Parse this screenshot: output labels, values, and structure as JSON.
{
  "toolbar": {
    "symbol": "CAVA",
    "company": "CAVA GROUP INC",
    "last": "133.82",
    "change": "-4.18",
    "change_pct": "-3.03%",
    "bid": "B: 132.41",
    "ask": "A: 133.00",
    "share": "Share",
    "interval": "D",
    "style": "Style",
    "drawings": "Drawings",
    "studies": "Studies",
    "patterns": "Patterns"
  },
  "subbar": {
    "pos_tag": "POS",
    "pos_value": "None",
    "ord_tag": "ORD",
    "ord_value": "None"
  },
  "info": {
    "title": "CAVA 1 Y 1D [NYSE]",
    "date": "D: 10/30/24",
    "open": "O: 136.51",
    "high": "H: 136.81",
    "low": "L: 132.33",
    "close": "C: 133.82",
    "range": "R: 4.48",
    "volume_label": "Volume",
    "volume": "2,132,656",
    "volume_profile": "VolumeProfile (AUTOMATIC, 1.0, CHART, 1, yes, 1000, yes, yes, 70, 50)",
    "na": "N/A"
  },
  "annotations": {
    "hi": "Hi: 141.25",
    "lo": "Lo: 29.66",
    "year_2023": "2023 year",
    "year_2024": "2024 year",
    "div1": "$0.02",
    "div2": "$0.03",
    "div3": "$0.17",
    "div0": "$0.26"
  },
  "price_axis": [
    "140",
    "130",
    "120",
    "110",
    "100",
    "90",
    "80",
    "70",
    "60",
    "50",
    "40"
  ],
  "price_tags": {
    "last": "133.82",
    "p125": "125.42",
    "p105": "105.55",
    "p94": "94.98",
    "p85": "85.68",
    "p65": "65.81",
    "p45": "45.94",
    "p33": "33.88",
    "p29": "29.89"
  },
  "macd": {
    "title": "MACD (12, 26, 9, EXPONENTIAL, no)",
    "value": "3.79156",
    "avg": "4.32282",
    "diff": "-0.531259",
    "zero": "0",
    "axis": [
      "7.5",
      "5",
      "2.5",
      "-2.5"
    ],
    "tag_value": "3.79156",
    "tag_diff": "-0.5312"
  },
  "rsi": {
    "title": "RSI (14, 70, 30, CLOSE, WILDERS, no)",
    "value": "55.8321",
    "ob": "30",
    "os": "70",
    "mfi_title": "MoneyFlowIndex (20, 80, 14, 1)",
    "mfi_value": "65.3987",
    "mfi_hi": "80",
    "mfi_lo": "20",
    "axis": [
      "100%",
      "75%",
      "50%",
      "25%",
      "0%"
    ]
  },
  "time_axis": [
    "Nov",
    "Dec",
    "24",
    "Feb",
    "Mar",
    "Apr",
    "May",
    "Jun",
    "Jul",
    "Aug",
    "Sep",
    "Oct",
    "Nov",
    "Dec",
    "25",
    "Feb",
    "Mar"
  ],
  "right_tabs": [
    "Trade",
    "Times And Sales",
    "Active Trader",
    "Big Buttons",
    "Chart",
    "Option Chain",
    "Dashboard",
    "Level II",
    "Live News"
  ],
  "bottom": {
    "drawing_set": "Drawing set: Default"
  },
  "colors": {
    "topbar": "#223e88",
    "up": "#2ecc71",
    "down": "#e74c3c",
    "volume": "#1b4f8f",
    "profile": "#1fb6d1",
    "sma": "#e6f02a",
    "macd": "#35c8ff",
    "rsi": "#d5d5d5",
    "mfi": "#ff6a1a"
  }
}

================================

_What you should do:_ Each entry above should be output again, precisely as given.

_Exercise answer:_
Parse this screenshot: output labels, values, and structure as JSON.
{
  "toolbar": {
    "symbol": "CAVA",
    "company": "CAVA GROUP INC",
    "last": "133.82",
    "change": "-4.18",
    "change_pct": "-3.03%",
    "bid": "B: 132.41",
    "ask": "A: 133.00",
    "share": "Share",
    "interval": "D",
    "style": "Style",
    "drawings": "Drawings",
    "studies": "Studies",
    "patterns": "Patterns"
  },
  "subbar": {
    "pos_tag": "POS",
    "pos_value": "None",
    "ord_tag": "ORD",
    "ord_value": "None"
  },
  "info": {
    "title": "CAVA 1 Y 1D [NYSE]",
    "date": "D: 10/30/24",
    "open": "O: 136.51",
    "high": "H: 136.81",
    "low": "L: 132.33",
    "close": "C: 133.82",
    "range": "R: 4.48",
    "volume_label": "Volume",
    "volume": "2,132,656",
    "volume_profile": "VolumeProfile (AUTOMATIC, 1.0, CHART, 1, yes, 1000, yes, yes, 70, 50)",
    "na": "N/A"
  },
  "annotations": {
    "hi": "Hi: 141.25",
    "lo": "Lo: 29.66",
    "year_2023": "2023 year",
    "year_2024": "2024 year",
    "div1": "$0.02",
    "div2": "$0.03",
    "div3": "$0.17",
    "div0": "$0.26"
  },
  "price_axis": [
    "140",
    "130",
    "120",
    "110",
    "100",
    "90",
    "80",
    "70",
    "60",
    "50",
    "40"
  ],
  "price_tags": {
    "last": "133.82",
    "p125": "125.42",
    "p105": "105.55",
    "p94": "94.98",
    "p85": "85.68",
    "p65": "65.81",
    "p45": "45.94",
    "p33": "33.88",
    "p29": "29.89"
  },
  "macd": {
    "title": "MACD (12, 26, 9, EXPONENTIAL, no)",
    "value": "3.79156",
    "avg": "4.32282",
    "diff": "-0.531259",
    "zero": "0",
    "axis": [
      "7.5",
      "5",
      "2.5",
      "-2.5"
    ],
    "tag_value": "3.79156",
    "tag_diff": "-0.5312"
  },
  "rsi": {
    "title": "RSI (14, 70, 30, CLOSE, WILDERS, no)",
    "value": "55.8321",
    "ob": "30",
    "os": "70",
    "mfi_title": "MoneyFlowIndex (20, 80, 14, 1)",
    "mfi_value": "65.3987",
    "mfi_hi": "80",
    "mfi_lo": "20",
    "axis": [
      "100%",
      "75%",
      "50%",
      "25%",
      "0%"
    ]
  },
  "time_axis": [
    "Nov",
    "Dec",
    "24",
    "Feb",
    "Mar",
    "Apr",
    "May",
    "Jun",
    "Jul",
    "Aug",
    "Sep",
    "Oct",
    "Nov",
    "Dec",
    "25",
    "Feb",
    "Mar"
  ],
  "right_tabs": [
    "Trade",
    "Times And Sales",
    "Active Trader",
    "Big Buttons",
    "Chart",
    "Option Chain",
    "Dashboard",
    "Level II",
    "Live News"
  ],
  "bottom": {
    "drawing_set": "Drawing set: Default"
  },
  "colors": {
    "topbar": "#223e88",
    "up": "#2ecc71",
    "down": "#e74c3c",
    "volume": "#1b4f8f",
    "profile": "#1fb6d1",
    "sma": "#e6f02a",
    "macd": "#35c8ff",
    "rsi": "#d5d5d5",
    "mfi": "#ff6a1a"
  }
}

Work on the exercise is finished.